[Task to carry out] Scan the data below and give the number of lines that include the word "color", with no other words.

[Material to process]
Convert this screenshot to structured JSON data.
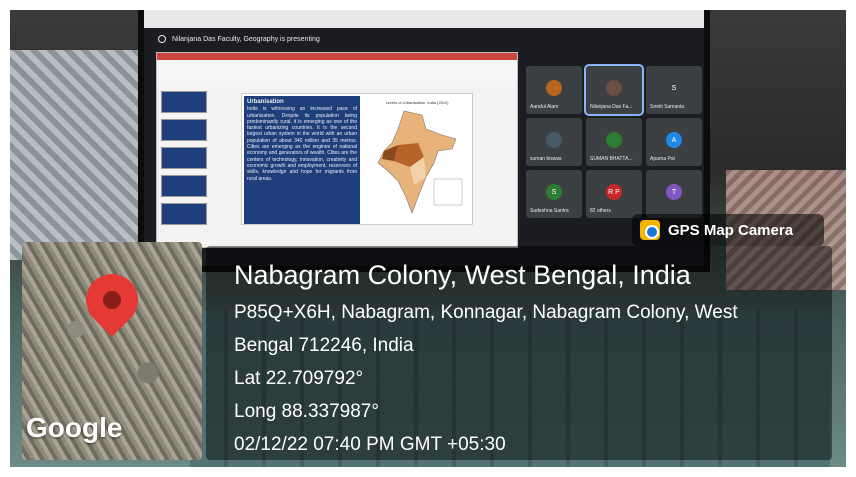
{
  "meet": {
    "presenting": "Nilanjana Das Faculty, Geography is presenting",
    "participants": [
      {
        "name": "Aaraful Alam",
        "initial": "",
        "color": "#b5651d",
        "active": false
      },
      {
        "name": "Nilanjana Das Fa...",
        "initial": "",
        "color": "#6d4c41",
        "active": true
      },
      {
        "name": "Smriti Samanta",
        "initial": "S",
        "color": "#3c4043",
        "active": false
      },
      {
        "name": "suman biswas",
        "initial": "",
        "color": "#455a64",
        "active": false
      },
      {
        "name": "SUMAN BHATTA...",
        "initial": "",
        "color": "#2e7d32",
        "active": false
      },
      {
        "name": "Aparna Pal",
        "initial": "A",
        "color": "#1e88e5",
        "active": false
      },
      {
        "name": "Sudeshna Santra",
        "initial": "S",
        "color": "#2e7d32",
        "active": false
      },
      {
        "name": "82 others",
        "initial": "R P",
        "color": "#c62828",
        "active": false
      },
      {
        "name": "",
        "initial": "T",
        "color": "#7e57c2",
        "active": false
      }
    ]
  },
  "slide": {
    "heading": "Urbanisation",
    "body": "India is witnessing an increased pace of urbanization. Despite its population being predominantly rural, it is emerging as one of the fastest urbanizing countries. It is the second largest urban system in the world with an urban population of about 340 million and 35 metros. Cities are emerging as the engines of national economy and generators of wealth. Cities are the centers of technology, innovation, creativity and economic growth and employment, reservoirs of skills, knowledge and hope for migrants from rural areas.",
    "map_title": "Levels of Urbanisation, India (2011)"
  },
  "gps": {
    "app_name": "GPS Map Camera",
    "logo_text": "Google",
    "place": "Nabagram Colony, West Bengal, India",
    "address_line1": "P85Q+X6H, Nabagram, Konnagar, Nabagram Colony, West",
    "address_line2": "Bengal 712246, India",
    "lat": "Lat 22.709792°",
    "long": "Long 88.337987°",
    "datetime": "02/12/22 07:40 PM GMT +05:30"
  }
}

[Solved exercise] 9